Grub wisely.

Sources: http://www.fns.usda.gov/cnd/lunch

The Naked Chef

My philosophy to food and healthy eating has always been about enjoying everything in a balanced, sane manner. “Food is one of life’s greatest joys,” writes Jamie, “yet we have reached this really sad point where we are turning food into the enemy, something to fear. I believe when you use good ingredients to make pasta dishes, salads, stews, burgers, grilled vegetables, fruit salads, and even outrageous cakes, they all have a place in our diets. We just need to rediscover our common sense; if you want to curl up and eat macaroni and cheese every once in a while – that’s alright! Just have a sensible portion next to a fresh salad, and do not eat a big old helping of chocolate cake afterwards.” (Oliver, 2011)

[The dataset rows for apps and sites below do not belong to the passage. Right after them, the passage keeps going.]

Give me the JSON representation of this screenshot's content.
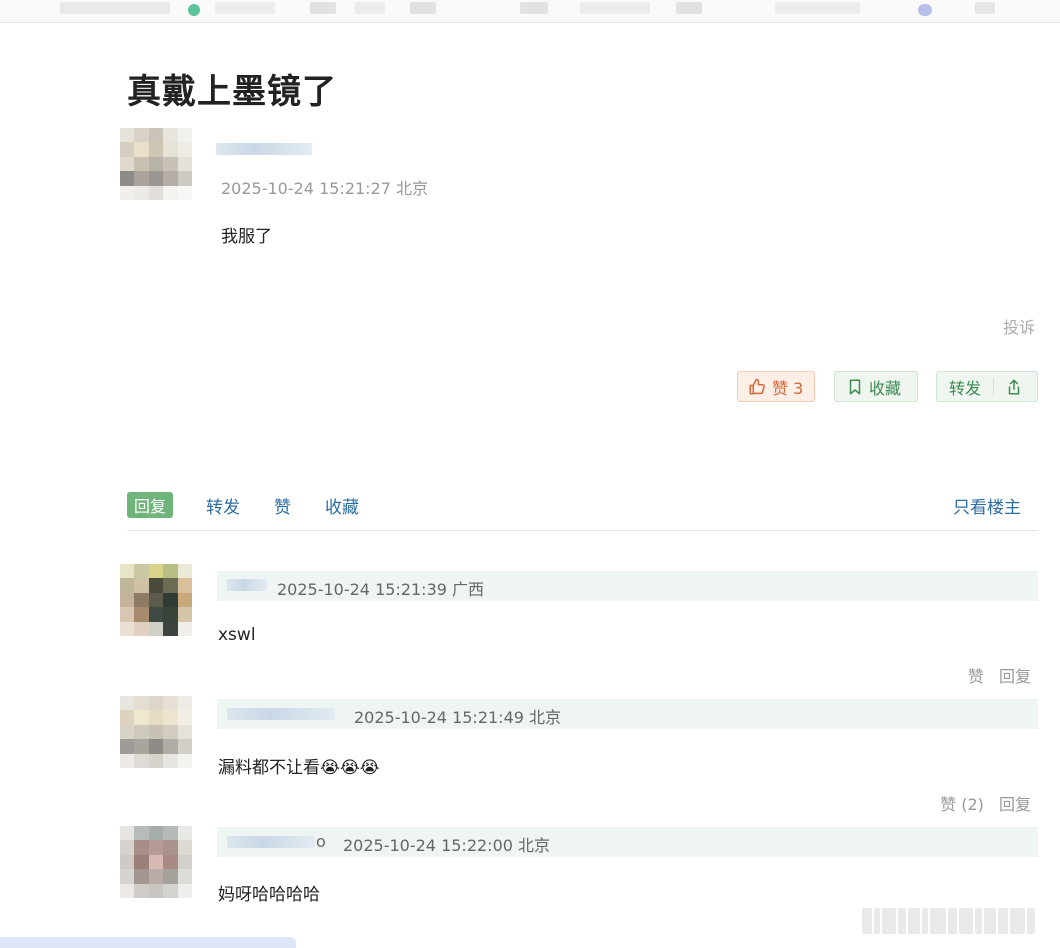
{
  "post": {
    "title": "真戴上墨镜了",
    "meta": "2025-10-24 15:21:27 北京",
    "body": "我服了",
    "report_label": "投诉",
    "like_label": "赞 3",
    "fav_label": "收藏",
    "share_label": "转发"
  },
  "tabs": {
    "reply": "回复",
    "share": "转发",
    "like": "赞",
    "fav": "收藏",
    "op_only": "只看楼主"
  },
  "replies": [
    {
      "meta": "2025-10-24 15:21:39 广西",
      "body": "xswl",
      "like_label": "赞",
      "reply_label": "回复"
    },
    {
      "meta": "2025-10-24 15:21:49 北京",
      "body": "漏料都不让看😭😭😭",
      "like_label": "赞 (2)",
      "reply_label": "回复"
    },
    {
      "meta": "2025-10-24 15:22:00 北京",
      "body": "妈呀哈哈哈哈",
      "name_tail": "o"
    }
  ],
  "icons": {
    "like": "thumbs-up-icon",
    "fav": "bookmark-icon",
    "share": "share-icon"
  },
  "colors": {
    "like_text": "#d2693a",
    "fav_text": "#3f8a55",
    "tab_active_bg": "#6fb57b",
    "link": "#2d6ea3"
  }
}
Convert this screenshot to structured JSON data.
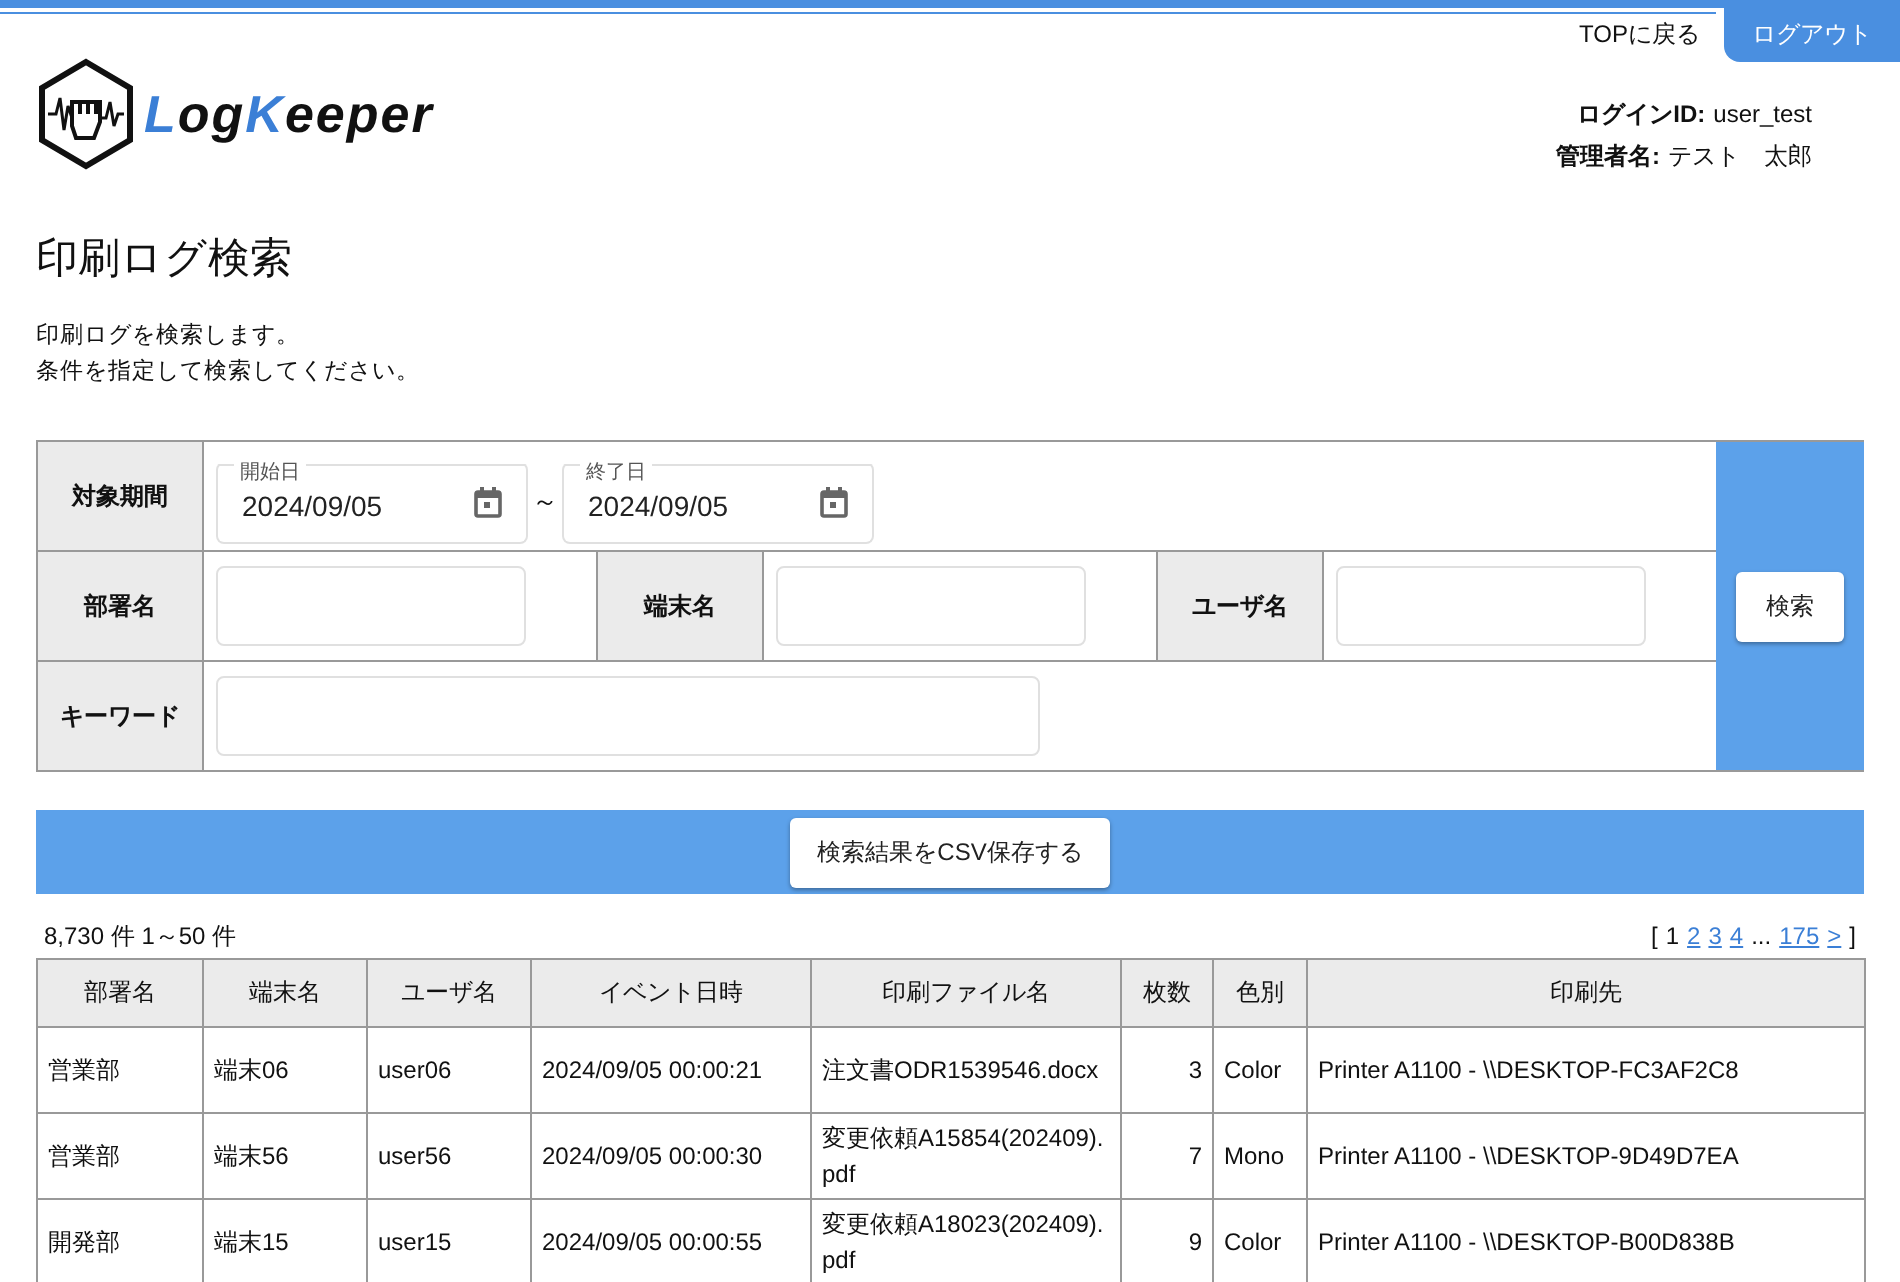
{
  "top_nav": {
    "top_link": "TOPに戻る",
    "logout_button": "ログアウト"
  },
  "logo": {
    "parts": [
      {
        "text": "L",
        "accent": true
      },
      {
        "text": "og",
        "accent": false
      },
      {
        "text": "K",
        "accent": true
      },
      {
        "text": "eeper",
        "accent": false
      }
    ]
  },
  "user_info": [
    {
      "label": "ログインID:",
      "value": "user_test"
    },
    {
      "label": "管理者名:",
      "value": "テスト　太郎"
    }
  ],
  "page_title": "印刷ログ検索",
  "description": [
    "印刷ログを検索します。",
    "条件を指定して検索してください。"
  ],
  "search_form": {
    "period": {
      "label": "対象期間",
      "start": {
        "label": "開始日",
        "value": "2024/09/05"
      },
      "separator": "～",
      "end": {
        "label": "終了日",
        "value": "2024/09/05"
      }
    },
    "department": {
      "label": "部署名"
    },
    "terminal": {
      "label": "端末名"
    },
    "user": {
      "label": "ユーザ名"
    },
    "keyword": {
      "label": "キーワード"
    },
    "search_button": "検索"
  },
  "csv_button": "検索結果をCSV保存する",
  "result_count": "8,730 件 1～50 件",
  "pagination": [
    {
      "text": "[",
      "kind": "bracket"
    },
    {
      "text": "1",
      "kind": "current"
    },
    {
      "text": "2",
      "kind": "link"
    },
    {
      "text": "3",
      "kind": "link"
    },
    {
      "text": "4",
      "kind": "link"
    },
    {
      "text": "...",
      "kind": "text"
    },
    {
      "text": "175",
      "kind": "link"
    },
    {
      "text": ">",
      "kind": "link"
    },
    {
      "text": "]",
      "kind": "bracket"
    }
  ],
  "table": {
    "columns": [
      "部署名",
      "端末名",
      "ユーザ名",
      "イベント日時",
      "印刷ファイル名",
      "枚数",
      "色別",
      "印刷先"
    ],
    "rows": [
      [
        "営業部",
        "端末06",
        "user06",
        "2024/09/05 00:00:21",
        "注文書ODR1539546.docx",
        "3",
        "Color",
        "Printer A1100 - \\\\DESKTOP-FC3AF2C8"
      ],
      [
        "営業部",
        "端末56",
        "user56",
        "2024/09/05 00:00:30",
        "変更依頼A15854(202409).pdf",
        "7",
        "Mono",
        "Printer A1100 - \\\\DESKTOP-9D49D7EA"
      ],
      [
        "開発部",
        "端末15",
        "user15",
        "2024/09/05 00:00:55",
        "変更依頼A18023(202409).pdf",
        "9",
        "Color",
        "Printer A1100 - \\\\DESKTOP-B00D838B"
      ]
    ]
  }
}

Jamie Oliver is often associated with the title of his early work, “The Naked Chef” (Oliver, 2000).   His minimalistic, clean, rustic attention to garden-fresh, organic food provides the underlying philosophy for his successful career. Oliver has carved out his own distinct place in the culinary world, with an infectious accent, unpretentious lifestyle and a clear commitment to showcasing good food for all people.
Like many of his celebrity chef peers, Oliver responded to his early popularity with a spate of television programs including: The Naked Chef and Jamie’s Kitchen.

Jamie’s style of cooking is using simple, unprocessed, fresh from the garden gastronomy, where flash follows sustenance. Jamie’s introduction to the culinary industry was as organic as his cooking philosophy. His parents operated a pub and eatery near his home in Essex, England. Jamie spent his childhood years stumbling around the kitchen of The Cricketers, getting his hands into basic food prep. He was ahead of years in culinary prowess, mastering basic apprentice chef skills by the time he was a teen.
He knew early on that cooking was his calling, so enrolled in the culinary program at Westminster Catering College, now Westminster-Kingsway College, which accepts students into its career courses from the age of 16. Jamie enrolled at that age, and studied the school’s well-respected Hospitality and Catering programs.

Oliver followed up his London cooking education with the well-shared path of many professional chefs, a stint in France. Working his way through the famous French culinary world and learning classical methods of French cookery. After returning to London he went to work as pastry chef and baker for Chef/Proprietor Antonio Carluccio, of Neal Street Restaurant fame, who now operates Carluccio’s Caffes.
For three and a half years, Oliver worked at the well-received River Café, which brought him early media attention. A documentary about the restaurant featured on camera appearances eventually led his first regular TV presence, on the Naked Chef.

Haunted Pizza

I can officially check off one of the things on my to do list while in Portland. I visited Old Town Pizza which has a resident ghost, Nina. As the legend goes, one of the young “working women” was Nina, sold into that life by a thriving white slavery market. In an effort to clean up the neighborhood, traveling missionaries convinced Nina to share information in exchange for freeing her from a fate she did not choose. Nina cooperated but soon after was found dead in the hotel, now Old Town Pizza. Thrown down the elevator shaft in the 1880s, Nina is reported to have never left the building.

Old Town Pizza is located in the “Old Town” section of downtown Portland. It sits in the lobby of what was once the “Old Merchant Hotel” and is decorated in the cast iron and post and beam style with stained glass windows and original plank stairs.

The pizza prices are affordable , a small pizza is large enough to feed two people whereas the large will easily feed four. More than two dozen toppings are available, as well as an assortment of other things. I would recommend getting the garlic knots as an appetizer. All the ingredients were fresh, and the customer service was outstanding.

We unfortunately did not receive a visit from Nina this time around.

On average it cost our group of four $7.50 per person, for a large pizza and an appetizer of garlic knots and a tip. This was one of the best pizza joints we have visited while living in Portland.